* [Exercise goal] Only the text of the records belongs in the answer; the pictures must be dropped.

* [Records from a collection]
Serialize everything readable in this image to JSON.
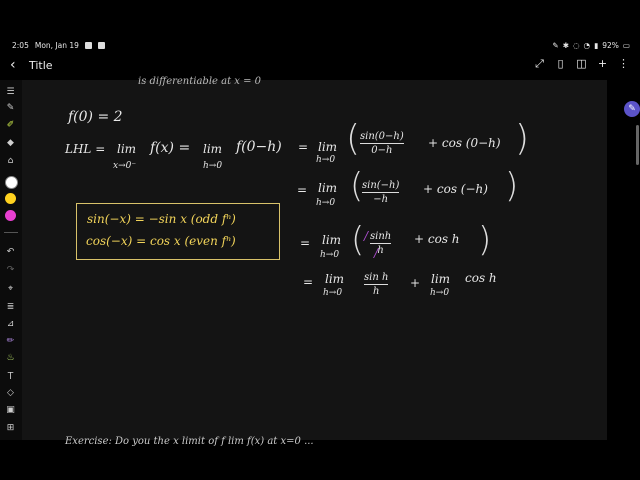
{
  "status": {
    "time": "2:05",
    "date": "Mon, Jan 19",
    "battery": "92%",
    "left_icons": [
      "gallery-icon",
      "check-icon"
    ],
    "right_icons": [
      "edit-icon",
      "bluetooth-icon",
      "mute-icon",
      "wifi-icon",
      "signal-icon"
    ]
  },
  "toolbar": {
    "back_icon": "‹",
    "title": "Title",
    "actions": [
      "expand-icon",
      "book-icon",
      "read-mode-icon",
      "add-icon",
      "more-icon"
    ],
    "action_glyphs": [
      "⤢",
      "▯",
      "◫",
      "+",
      "⋮"
    ]
  },
  "sidebar": {
    "tools": [
      "text-icon",
      "pen-icon",
      "highlighter-icon",
      "eraser-icon",
      "shape-eraser-icon"
    ],
    "colors": [
      "#ffffff",
      "#ffd21f",
      "#e83fd0"
    ],
    "lower_tools": [
      "undo-icon",
      "redo-icon",
      "lasso-icon",
      "align-icon",
      "ruler-icon",
      "pencil-icon",
      "brush-icon",
      "text-box-icon",
      "shapes-icon",
      "image-icon",
      "table-icon"
    ]
  },
  "notes": {
    "top_trim": "is  differentiable  at  x = 0",
    "f0": "f(0) = 2",
    "lhl": "LHL =",
    "lim_x": "lim",
    "lim_x_sub": "x→0⁻",
    "fx": "f(x) =",
    "lim_h": "lim",
    "lim_h_sub": "h→0",
    "f0h": "f(0−h)",
    "eq1_eq": "=",
    "eq1_num": "sin(0−h)",
    "eq1_den": "0−h",
    "eq1_cos": "+  cos (0−h)",
    "eq2_eq": "=",
    "eq2_num": "sin(−h)",
    "eq2_den": "−h",
    "eq2_cos": "+  cos (−h)",
    "eq3_eq": "=",
    "eq3_num": "sinh",
    "eq3_den": "h",
    "eq3_cos": "+  cos h",
    "eq4_eq": "=",
    "eq4_num": "sin h",
    "eq4_den": "h",
    "eq4_plus": "+",
    "eq4_cos": "cos h",
    "box_line1": "sin(−x) = −sin x   (odd fⁿ)",
    "box_line2": "cos(−x) = cos x    (even fⁿ)",
    "bottom_trim": "Exercise:   Do you the x limit of   f  lim  f(x)  at  x=0 ..."
  }
}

* [Output of the exercise]
Serialize everything readable in this image to JSON.
{
  "status": {
    "time": "2:05",
    "date": "Mon, Jan 19",
    "battery": "92%",
    "left_icons": [
      "gallery-icon",
      "check-icon"
    ],
    "right_icons": [
      "edit-icon",
      "bluetooth-icon",
      "mute-icon",
      "wifi-icon",
      "signal-icon"
    ]
  },
  "toolbar": {
    "back_icon": "‹",
    "title": "Title",
    "actions": [
      "expand-icon",
      "book-icon",
      "read-mode-icon",
      "add-icon",
      "more-icon"
    ],
    "action_glyphs": [
      "⤢",
      "▯",
      "◫",
      "+",
      "⋮"
    ]
  },
  "sidebar": {
    "tools": [
      "text-icon",
      "pen-icon",
      "highlighter-icon",
      "eraser-icon",
      "shape-eraser-icon"
    ],
    "colors": [
      "#ffffff",
      "#ffd21f",
      "#e83fd0"
    ],
    "lower_tools": [
      "undo-icon",
      "redo-icon",
      "lasso-icon",
      "align-icon",
      "ruler-icon",
      "pencil-icon",
      "brush-icon",
      "text-box-icon",
      "shapes-icon",
      "image-icon",
      "table-icon"
    ]
  },
  "notes": {
    "top_trim": "is  differentiable  at  x = 0",
    "f0": "f(0) = 2",
    "lhl": "LHL =",
    "lim_x": "lim",
    "lim_x_sub": "x→0⁻",
    "fx": "f(x) =",
    "lim_h": "lim",
    "lim_h_sub": "h→0",
    "f0h": "f(0−h)",
    "eq1_eq": "=",
    "eq1_num": "sin(0−h)",
    "eq1_den": "0−h",
    "eq1_cos": "+  cos (0−h)",
    "eq2_eq": "=",
    "eq2_num": "sin(−h)",
    "eq2_den": "−h",
    "eq2_cos": "+  cos (−h)",
    "eq3_eq": "=",
    "eq3_num": "sinh",
    "eq3_den": "h",
    "eq3_cos": "+  cos h",
    "eq4_eq": "=",
    "eq4_num": "sin h",
    "eq4_den": "h",
    "eq4_plus": "+",
    "eq4_cos": "cos h",
    "box_line1": "sin(−x) = −sin x   (odd fⁿ)",
    "box_line2": "cos(−x) = cos x    (even fⁿ)",
    "bottom_trim": "Exercise:   Do you the x limit of   f  lim  f(x)  at  x=0 ..."
  }
}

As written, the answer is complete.